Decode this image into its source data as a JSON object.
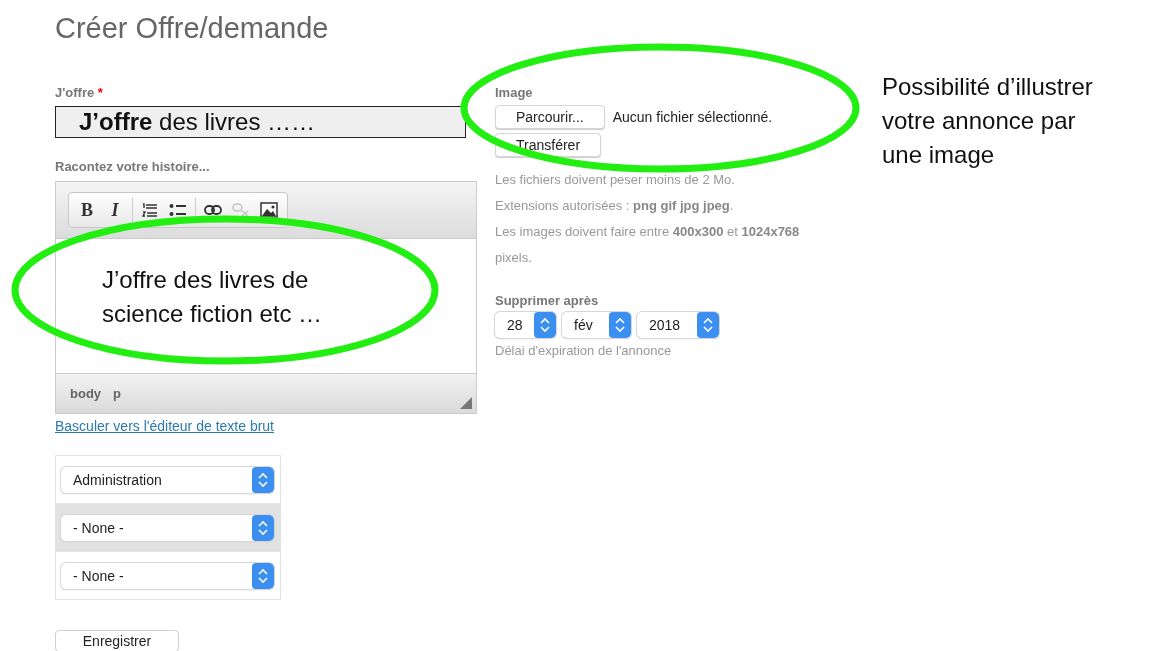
{
  "page": {
    "title": "Créer Offre/demande"
  },
  "offer": {
    "label": "J'offre",
    "required_mark": "*",
    "value": "**J’offre** des livres ……"
  },
  "story": {
    "label": "Racontez votre histoire...",
    "toolbar": [
      {
        "kind": "bold",
        "glyph": "B",
        "disabled": false
      },
      {
        "kind": "italic",
        "glyph": "I",
        "disabled": false
      },
      {
        "kind": "ordered-list",
        "disabled": false
      },
      {
        "kind": "bullet-list",
        "disabled": false
      },
      {
        "kind": "link",
        "disabled": false
      },
      {
        "kind": "unlink",
        "disabled": true
      },
      {
        "kind": "image",
        "disabled": false
      }
    ],
    "content": "J’offre des livres de science fiction etc …",
    "path": [
      "body",
      "p"
    ],
    "switch_link": "Basculer vers l'éditeur de texte brut"
  },
  "categories": [
    {
      "value": "Administration",
      "selected": false
    },
    {
      "value": "- None -",
      "selected": true
    },
    {
      "value": "- None -",
      "selected": false
    }
  ],
  "save_button": "Enregistrer",
  "image": {
    "label": "Image",
    "browse_button": "Parcourir...",
    "file_status": "Aucun fichier sélectionné.",
    "upload_button": "Transférer",
    "help": [
      "Les fichiers doivent peser moins de 2 Mo.",
      "Extensions autorisées : **png gif jpg jpeg**.",
      "Les images doivent faire entre **400x300** et **1024x768** pixels."
    ]
  },
  "expiry": {
    "label": "Supprimer après",
    "day": "28",
    "month": "fév",
    "year": "2018",
    "help": "Délai d'expiration de l'annonce"
  },
  "callout": "Possibilité d’illustrer votre annonce par une image"
}
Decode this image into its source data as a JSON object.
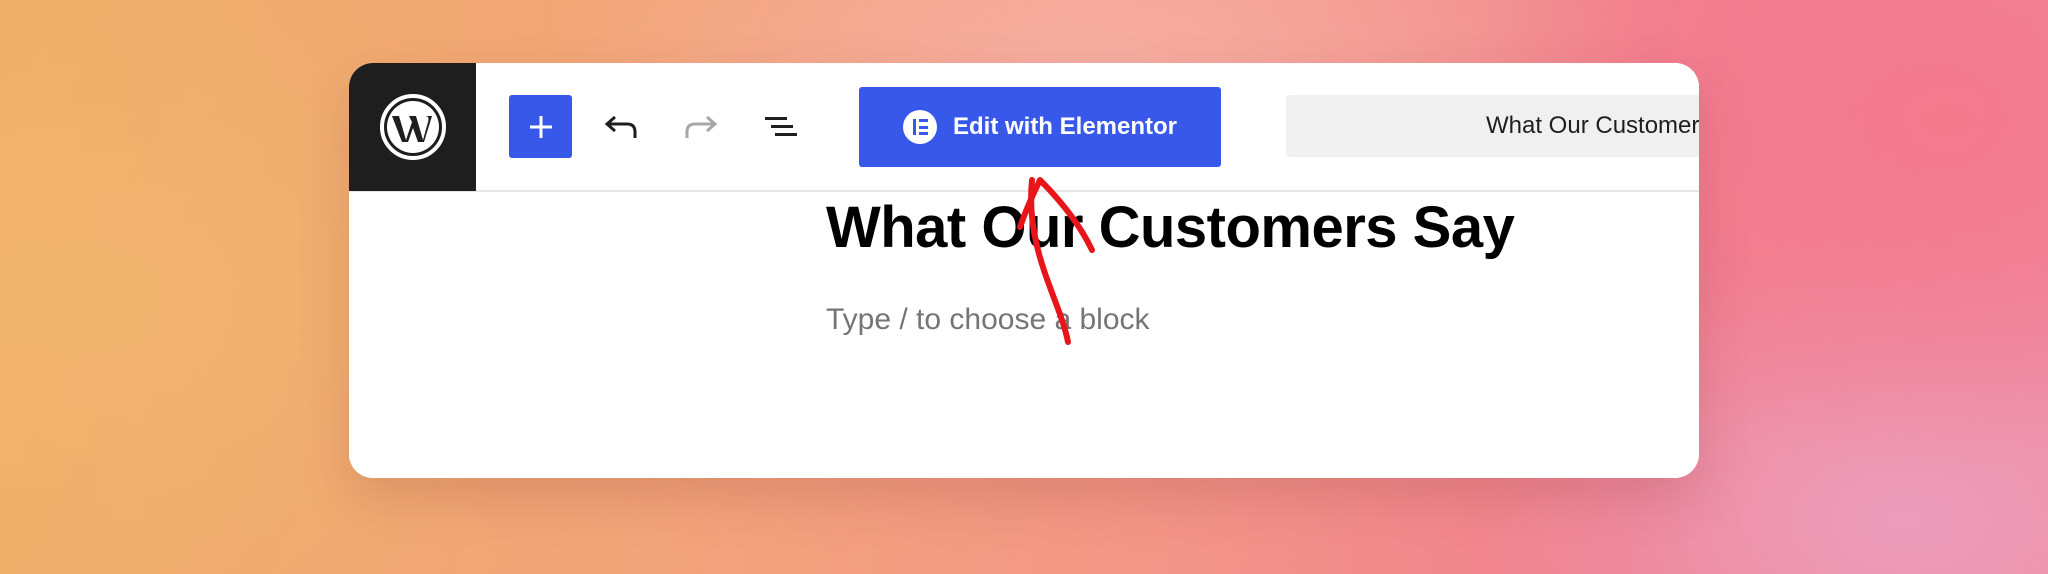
{
  "toolbar": {
    "logo_icon": "wordpress-icon",
    "inserter_icon": "plus-icon",
    "undo_icon": "undo-icon",
    "redo_icon": "redo-icon",
    "outline_icon": "list-view-icon",
    "elementor_button_label": "Edit with Elementor",
    "elementor_icon": "elementor-icon",
    "document_title": "What Our Customers Say"
  },
  "editor": {
    "post_title": "What Our Customers Say",
    "block_placeholder": "Type / to choose a block"
  },
  "annotation": {
    "arrow_icon": "red-arrow-annotation",
    "arrow_color": "#e8151b"
  },
  "colors": {
    "accent": "#3858e9",
    "logo_bg": "#1e1e1e"
  }
}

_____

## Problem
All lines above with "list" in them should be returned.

## Answer for the task
        "kind": "ordered-list",
        "kind": "bullet-list",
    "outline_icon": "list-view-icon",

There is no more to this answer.